[Your assignment] Search the entries below. Return every line that has "chevron" in it.

(Data records for software interfaces)
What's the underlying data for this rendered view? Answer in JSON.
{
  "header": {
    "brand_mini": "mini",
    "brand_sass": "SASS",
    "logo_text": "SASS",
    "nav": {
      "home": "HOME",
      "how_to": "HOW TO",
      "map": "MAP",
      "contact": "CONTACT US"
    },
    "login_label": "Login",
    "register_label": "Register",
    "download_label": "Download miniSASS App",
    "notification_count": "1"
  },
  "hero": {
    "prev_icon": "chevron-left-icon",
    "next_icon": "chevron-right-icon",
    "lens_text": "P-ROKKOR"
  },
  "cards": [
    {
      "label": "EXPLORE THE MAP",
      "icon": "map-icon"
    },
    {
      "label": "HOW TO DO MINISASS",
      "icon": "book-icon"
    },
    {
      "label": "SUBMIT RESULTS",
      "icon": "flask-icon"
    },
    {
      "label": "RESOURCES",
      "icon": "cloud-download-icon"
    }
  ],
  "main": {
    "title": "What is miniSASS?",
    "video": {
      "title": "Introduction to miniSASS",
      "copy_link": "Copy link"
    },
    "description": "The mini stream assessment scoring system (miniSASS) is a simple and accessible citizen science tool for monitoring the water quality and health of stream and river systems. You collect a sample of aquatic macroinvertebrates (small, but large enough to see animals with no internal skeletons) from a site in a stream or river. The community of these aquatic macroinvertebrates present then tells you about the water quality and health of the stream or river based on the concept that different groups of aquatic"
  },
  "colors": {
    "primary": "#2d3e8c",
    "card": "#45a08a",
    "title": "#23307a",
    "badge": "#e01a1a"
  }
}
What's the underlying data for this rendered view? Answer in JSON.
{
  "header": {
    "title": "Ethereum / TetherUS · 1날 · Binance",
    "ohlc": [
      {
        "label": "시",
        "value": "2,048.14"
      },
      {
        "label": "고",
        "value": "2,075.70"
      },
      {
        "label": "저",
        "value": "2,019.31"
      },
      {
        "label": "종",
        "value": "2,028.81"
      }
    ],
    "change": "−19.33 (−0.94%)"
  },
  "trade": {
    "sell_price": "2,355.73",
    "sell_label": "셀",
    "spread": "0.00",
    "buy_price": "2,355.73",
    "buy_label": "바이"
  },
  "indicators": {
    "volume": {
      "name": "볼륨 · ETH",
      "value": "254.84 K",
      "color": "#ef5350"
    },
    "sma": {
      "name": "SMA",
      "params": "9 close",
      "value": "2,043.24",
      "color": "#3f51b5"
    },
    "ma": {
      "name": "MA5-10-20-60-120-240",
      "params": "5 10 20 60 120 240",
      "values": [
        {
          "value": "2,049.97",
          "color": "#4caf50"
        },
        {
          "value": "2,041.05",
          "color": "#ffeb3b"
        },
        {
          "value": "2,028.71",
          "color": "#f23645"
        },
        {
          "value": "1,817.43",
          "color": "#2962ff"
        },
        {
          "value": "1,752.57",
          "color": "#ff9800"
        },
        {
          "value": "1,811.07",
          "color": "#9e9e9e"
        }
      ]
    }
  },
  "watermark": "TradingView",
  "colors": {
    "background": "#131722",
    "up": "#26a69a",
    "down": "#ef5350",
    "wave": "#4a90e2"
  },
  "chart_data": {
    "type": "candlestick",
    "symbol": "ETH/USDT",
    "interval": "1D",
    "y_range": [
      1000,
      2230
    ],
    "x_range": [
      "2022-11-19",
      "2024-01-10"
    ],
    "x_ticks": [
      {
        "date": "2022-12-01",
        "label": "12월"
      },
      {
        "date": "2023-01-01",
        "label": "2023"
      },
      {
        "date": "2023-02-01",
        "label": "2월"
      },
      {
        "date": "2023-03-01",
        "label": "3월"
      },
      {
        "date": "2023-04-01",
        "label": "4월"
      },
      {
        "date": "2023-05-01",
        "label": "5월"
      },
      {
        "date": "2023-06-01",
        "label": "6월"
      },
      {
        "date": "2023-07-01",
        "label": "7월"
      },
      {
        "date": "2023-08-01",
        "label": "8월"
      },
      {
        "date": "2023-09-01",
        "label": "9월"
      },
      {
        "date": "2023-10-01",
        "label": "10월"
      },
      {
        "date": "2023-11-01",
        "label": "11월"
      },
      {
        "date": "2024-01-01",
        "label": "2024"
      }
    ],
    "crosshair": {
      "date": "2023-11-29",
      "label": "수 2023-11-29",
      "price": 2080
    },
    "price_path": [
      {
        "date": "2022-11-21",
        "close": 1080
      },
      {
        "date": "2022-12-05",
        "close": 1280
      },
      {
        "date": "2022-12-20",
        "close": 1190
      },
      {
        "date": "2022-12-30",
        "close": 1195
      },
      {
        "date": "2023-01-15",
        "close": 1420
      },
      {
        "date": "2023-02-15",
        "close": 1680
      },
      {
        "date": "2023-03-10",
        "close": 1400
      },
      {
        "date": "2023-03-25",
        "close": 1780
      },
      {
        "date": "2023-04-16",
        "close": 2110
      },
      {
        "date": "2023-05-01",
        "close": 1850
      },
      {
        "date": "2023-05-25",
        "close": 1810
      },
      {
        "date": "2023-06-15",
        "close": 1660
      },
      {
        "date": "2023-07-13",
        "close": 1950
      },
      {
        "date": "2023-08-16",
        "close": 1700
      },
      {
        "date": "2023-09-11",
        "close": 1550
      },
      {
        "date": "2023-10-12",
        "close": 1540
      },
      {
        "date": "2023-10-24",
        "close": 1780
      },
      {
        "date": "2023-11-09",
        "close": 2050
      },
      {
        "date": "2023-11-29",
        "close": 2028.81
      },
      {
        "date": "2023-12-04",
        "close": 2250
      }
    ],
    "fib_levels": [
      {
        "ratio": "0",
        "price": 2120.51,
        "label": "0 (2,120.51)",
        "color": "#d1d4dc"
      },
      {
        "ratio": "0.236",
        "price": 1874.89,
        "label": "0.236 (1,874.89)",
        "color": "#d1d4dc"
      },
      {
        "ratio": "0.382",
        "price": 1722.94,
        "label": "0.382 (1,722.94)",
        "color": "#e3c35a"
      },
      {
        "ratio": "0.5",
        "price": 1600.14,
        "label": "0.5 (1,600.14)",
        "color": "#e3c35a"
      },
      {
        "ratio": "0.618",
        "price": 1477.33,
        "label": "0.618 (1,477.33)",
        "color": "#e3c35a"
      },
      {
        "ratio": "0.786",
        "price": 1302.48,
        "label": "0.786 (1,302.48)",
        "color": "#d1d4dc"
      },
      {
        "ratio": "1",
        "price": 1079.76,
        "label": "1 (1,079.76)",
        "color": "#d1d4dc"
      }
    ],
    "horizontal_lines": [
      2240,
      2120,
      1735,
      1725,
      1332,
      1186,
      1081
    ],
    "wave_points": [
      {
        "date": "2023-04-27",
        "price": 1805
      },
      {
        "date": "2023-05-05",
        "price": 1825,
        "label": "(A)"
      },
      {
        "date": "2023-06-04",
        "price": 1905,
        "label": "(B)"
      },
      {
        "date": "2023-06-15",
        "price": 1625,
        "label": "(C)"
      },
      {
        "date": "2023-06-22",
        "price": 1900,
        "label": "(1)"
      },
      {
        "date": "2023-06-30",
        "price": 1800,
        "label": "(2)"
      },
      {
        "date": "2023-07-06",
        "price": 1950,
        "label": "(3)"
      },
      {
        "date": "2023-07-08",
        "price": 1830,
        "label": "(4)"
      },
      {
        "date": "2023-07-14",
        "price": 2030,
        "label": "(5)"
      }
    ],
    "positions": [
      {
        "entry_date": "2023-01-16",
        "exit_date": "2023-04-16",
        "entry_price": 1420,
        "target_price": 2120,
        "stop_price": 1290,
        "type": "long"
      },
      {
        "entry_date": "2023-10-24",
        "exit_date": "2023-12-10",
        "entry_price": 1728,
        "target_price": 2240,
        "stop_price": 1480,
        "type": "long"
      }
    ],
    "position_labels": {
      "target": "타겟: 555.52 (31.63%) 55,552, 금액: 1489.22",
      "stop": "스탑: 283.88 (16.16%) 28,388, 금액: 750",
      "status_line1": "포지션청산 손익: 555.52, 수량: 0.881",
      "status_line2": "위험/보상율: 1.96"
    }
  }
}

[Problem solution]
    "prev_icon": "chevron-left-icon",
    "next_icon": "chevron-right-icon",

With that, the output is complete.